BENGALURU — With Japan's Suzuki Motor Corp starting to test prototypes of electric vehicles in India by October and Hinduja Group flagship Ashok Leyland already designing, prototyping and testing electric vehicles at its new plant in the southern state of Tamil Nadu, the EV market in India is sizzling with action.

“We will start road-running tests using a fleet of 50 EV prototype vehicles in India from next month in order to develop safe and easy-to-use EVs for Indian customers,” SMC Chairman Osamu Suzuki said at the Global Mobility Summit at New Delhi on Friday.

The company would launch EVs in India around 2020 in partnership with Toyota Motor Corp. However, he said that a well-developed charging infrastructure was critical for EVs to become popular in India. “In this regard, we look forward to proactive leadership from the government,” he added.

Elsewhere, Ashok Leyland, India's second largest commercial vehicle manufacturer and fourth largest manufacturer of buses globally, celebrated its 70th year of operation. It marked the occasion by declaring it is doing its part in the Indian EV revolution by laying the foundation for its new EV centre at its Ennore factory near Chennai.

“This center will give us the edge throughout the evolution of our eMobility initiative. Our plan is to start working on new product platforms in electric vehicles such as eLCV (electric light commercial vehicle), low floor city buses, last mile connectivity and power solutions products,” Managing Director, Ashok Leyland Vinod K Dasari said.

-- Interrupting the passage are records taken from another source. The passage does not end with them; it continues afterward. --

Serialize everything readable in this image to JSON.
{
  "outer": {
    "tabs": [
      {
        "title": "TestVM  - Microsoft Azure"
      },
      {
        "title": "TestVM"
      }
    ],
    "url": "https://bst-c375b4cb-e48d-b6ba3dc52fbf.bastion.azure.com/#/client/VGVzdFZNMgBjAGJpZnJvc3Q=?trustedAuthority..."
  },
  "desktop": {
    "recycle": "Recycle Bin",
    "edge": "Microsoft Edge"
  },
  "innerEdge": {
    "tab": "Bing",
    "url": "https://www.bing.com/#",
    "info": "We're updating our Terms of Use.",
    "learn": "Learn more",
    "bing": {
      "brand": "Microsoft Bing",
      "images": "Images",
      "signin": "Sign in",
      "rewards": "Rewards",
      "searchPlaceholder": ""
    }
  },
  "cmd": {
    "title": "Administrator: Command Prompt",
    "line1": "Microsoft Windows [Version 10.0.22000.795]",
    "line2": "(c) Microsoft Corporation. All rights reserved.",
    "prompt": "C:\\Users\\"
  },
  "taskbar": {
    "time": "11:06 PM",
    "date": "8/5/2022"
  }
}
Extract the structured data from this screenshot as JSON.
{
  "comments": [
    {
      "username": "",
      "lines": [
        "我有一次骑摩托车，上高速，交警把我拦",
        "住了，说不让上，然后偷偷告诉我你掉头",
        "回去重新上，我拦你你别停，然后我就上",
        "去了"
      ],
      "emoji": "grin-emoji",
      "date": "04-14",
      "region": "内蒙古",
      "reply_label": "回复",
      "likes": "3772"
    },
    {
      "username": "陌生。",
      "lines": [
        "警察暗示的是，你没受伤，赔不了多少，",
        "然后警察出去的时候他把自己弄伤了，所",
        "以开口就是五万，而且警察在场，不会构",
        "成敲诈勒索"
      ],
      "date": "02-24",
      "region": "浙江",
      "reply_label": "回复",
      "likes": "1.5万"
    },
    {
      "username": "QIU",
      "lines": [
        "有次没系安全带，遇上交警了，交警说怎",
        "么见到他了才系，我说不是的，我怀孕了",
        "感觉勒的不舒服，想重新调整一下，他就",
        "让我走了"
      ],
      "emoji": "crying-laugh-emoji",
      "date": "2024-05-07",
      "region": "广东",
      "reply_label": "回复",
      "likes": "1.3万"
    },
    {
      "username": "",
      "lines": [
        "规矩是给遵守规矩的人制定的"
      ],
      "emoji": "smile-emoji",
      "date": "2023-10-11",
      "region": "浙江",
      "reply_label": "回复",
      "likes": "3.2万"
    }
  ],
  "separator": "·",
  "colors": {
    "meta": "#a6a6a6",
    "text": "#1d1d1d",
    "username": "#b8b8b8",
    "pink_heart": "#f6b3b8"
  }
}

The in-house facilities will cover testing for motors, battery modules and packs, power electronics laboratory. It is equipped with digital tools for manufacturing and field tracking. The centre along with the eMobTech centre located in IIT Madras Research Park in Adyar would be generating and implementing all the services and solutions contracts that are related in eMobility for Ashok Leyland.

The Modi government has a plan to electrify all new vehicles by 2030, a target many experts call ambitious.

EVs are expensive due to the high cost of batteries which are still not manufactured in India, and carmakers say a lack of charging stations could make the proposition unviable.

Incidentally, Suzuki would also start production of lithium-ion batteries for automobiles at its Gujarat plant from 2020, Suzuki said.

— Sufia Tippu is a freelance tech journalist based in India contributing to EE Times India